### Problem to work on
The answer should contain each record below, repeated exactly.

### Web page and app entries
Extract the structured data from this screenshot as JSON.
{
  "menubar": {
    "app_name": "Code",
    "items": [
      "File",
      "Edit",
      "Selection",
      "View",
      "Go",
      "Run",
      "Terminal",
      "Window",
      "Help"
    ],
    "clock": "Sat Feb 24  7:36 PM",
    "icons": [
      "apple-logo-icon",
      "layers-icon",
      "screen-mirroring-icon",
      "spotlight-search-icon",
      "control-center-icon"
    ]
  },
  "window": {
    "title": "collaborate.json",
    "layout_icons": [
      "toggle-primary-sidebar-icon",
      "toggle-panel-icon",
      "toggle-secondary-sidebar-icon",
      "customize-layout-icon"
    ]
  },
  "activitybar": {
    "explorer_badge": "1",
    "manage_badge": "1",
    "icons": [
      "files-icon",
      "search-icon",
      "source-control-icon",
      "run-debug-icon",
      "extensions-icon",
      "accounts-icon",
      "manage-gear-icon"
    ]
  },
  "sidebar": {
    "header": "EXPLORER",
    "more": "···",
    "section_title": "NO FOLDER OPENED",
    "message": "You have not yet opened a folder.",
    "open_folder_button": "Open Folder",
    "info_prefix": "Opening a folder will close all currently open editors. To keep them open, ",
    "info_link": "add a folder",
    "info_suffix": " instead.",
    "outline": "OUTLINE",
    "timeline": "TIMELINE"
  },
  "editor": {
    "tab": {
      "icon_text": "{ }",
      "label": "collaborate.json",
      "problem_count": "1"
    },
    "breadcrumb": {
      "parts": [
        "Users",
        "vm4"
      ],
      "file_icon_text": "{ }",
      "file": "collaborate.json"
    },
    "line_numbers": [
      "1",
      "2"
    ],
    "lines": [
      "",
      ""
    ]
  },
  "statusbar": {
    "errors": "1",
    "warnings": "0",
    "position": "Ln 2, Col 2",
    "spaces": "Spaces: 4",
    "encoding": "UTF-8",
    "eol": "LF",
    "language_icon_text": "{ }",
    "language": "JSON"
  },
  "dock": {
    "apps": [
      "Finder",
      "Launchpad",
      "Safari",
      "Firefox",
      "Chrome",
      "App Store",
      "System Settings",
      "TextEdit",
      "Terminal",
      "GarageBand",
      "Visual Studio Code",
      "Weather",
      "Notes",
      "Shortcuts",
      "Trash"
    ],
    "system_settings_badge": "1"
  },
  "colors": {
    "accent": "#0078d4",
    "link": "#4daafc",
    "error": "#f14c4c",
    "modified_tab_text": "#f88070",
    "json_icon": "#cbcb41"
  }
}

### Task response
Extract the structured data from this screenshot as JSON.
{
  "menubar": {
    "app_name": "Code",
    "items": [
      "File",
      "Edit",
      "Selection",
      "View",
      "Go",
      "Run",
      "Terminal",
      "Window",
      "Help"
    ],
    "clock": "Sat Feb 24  7:36 PM",
    "icons": [
      "apple-logo-icon",
      "layers-icon",
      "screen-mirroring-icon",
      "spotlight-search-icon",
      "control-center-icon"
    ]
  },
  "window": {
    "title": "collaborate.json",
    "layout_icons": [
      "toggle-primary-sidebar-icon",
      "toggle-panel-icon",
      "toggle-secondary-sidebar-icon",
      "customize-layout-icon"
    ]
  },
  "activitybar": {
    "explorer_badge": "1",
    "manage_badge": "1",
    "icons": [
      "files-icon",
      "search-icon",
      "source-control-icon",
      "run-debug-icon",
      "extensions-icon",
      "accounts-icon",
      "manage-gear-icon"
    ]
  },
  "sidebar": {
    "header": "EXPLORER",
    "more": "···",
    "section_title": "NO FOLDER OPENED",
    "message": "You have not yet opened a folder.",
    "open_folder_button": "Open Folder",
    "info_prefix": "Opening a folder will close all currently open editors. To keep them open, ",
    "info_link": "add a folder",
    "info_suffix": " instead.",
    "outline": "OUTLINE",
    "timeline": "TIMELINE"
  },
  "editor": {
    "tab": {
      "icon_text": "{ }",
      "label": "collaborate.json",
      "problem_count": "1"
    },
    "breadcrumb": {
      "parts": [
        "Users",
        "vm4"
      ],
      "file_icon_text": "{ }",
      "file": "collaborate.json"
    },
    "line_numbers": [
      "1",
      "2"
    ],
    "lines": [
      "",
      ""
    ]
  },
  "statusbar": {
    "errors": "1",
    "warnings": "0",
    "position": "Ln 2, Col 2",
    "spaces": "Spaces: 4",
    "encoding": "UTF-8",
    "eol": "LF",
    "language_icon_text": "{ }",
    "language": "JSON"
  },
  "dock": {
    "apps": [
      "Finder",
      "Launchpad",
      "Safari",
      "Firefox",
      "Chrome",
      "App Store",
      "System Settings",
      "TextEdit",
      "Terminal",
      "GarageBand",
      "Visual Studio Code",
      "Weather",
      "Notes",
      "Shortcuts",
      "Trash"
    ],
    "system_settings_badge": "1"
  },
  "colors": {
    "accent": "#0078d4",
    "link": "#4daafc",
    "error": "#f14c4c",
    "modified_tab_text": "#f88070",
    "json_icon": "#cbcb41"
  }
}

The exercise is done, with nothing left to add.